Output each record below exactly as it stands, leaving out the pictures.

[[ SOURCE DATA open ]]

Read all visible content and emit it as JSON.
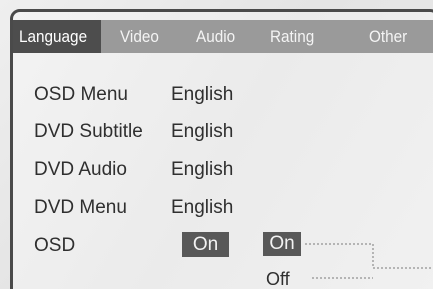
{
  "tabs": [
    {
      "label": "Language",
      "active": true
    },
    {
      "label": "Video",
      "active": false
    },
    {
      "label": "Audio",
      "active": false
    },
    {
      "label": "Rating",
      "active": false
    },
    {
      "label": "Other",
      "active": false
    }
  ],
  "settings": [
    {
      "label": "OSD Menu",
      "value": "English"
    },
    {
      "label": "DVD Subtitle",
      "value": "English"
    },
    {
      "label": "DVD Audio",
      "value": "English"
    },
    {
      "label": "DVD Menu",
      "value": "English"
    },
    {
      "label": "OSD",
      "value": "On"
    }
  ],
  "osd_options": [
    "On",
    "Off"
  ],
  "colors": {
    "tab_bar": "#9a9a9a",
    "tab_active": "#4d4d4d",
    "chip": "#585858"
  }
}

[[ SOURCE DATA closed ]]

● SOLUTION TO THIS TASK
Read all visible content and emit it as JSON.
{
  "tabs": [
    {
      "label": "Language",
      "active": true
    },
    {
      "label": "Video",
      "active": false
    },
    {
      "label": "Audio",
      "active": false
    },
    {
      "label": "Rating",
      "active": false
    },
    {
      "label": "Other",
      "active": false
    }
  ],
  "settings": [
    {
      "label": "OSD Menu",
      "value": "English"
    },
    {
      "label": "DVD Subtitle",
      "value": "English"
    },
    {
      "label": "DVD Audio",
      "value": "English"
    },
    {
      "label": "DVD Menu",
      "value": "English"
    },
    {
      "label": "OSD",
      "value": "On"
    }
  ],
  "osd_options": [
    "On",
    "Off"
  ],
  "colors": {
    "tab_bar": "#9a9a9a",
    "tab_active": "#4d4d4d",
    "chip": "#585858"
  }
}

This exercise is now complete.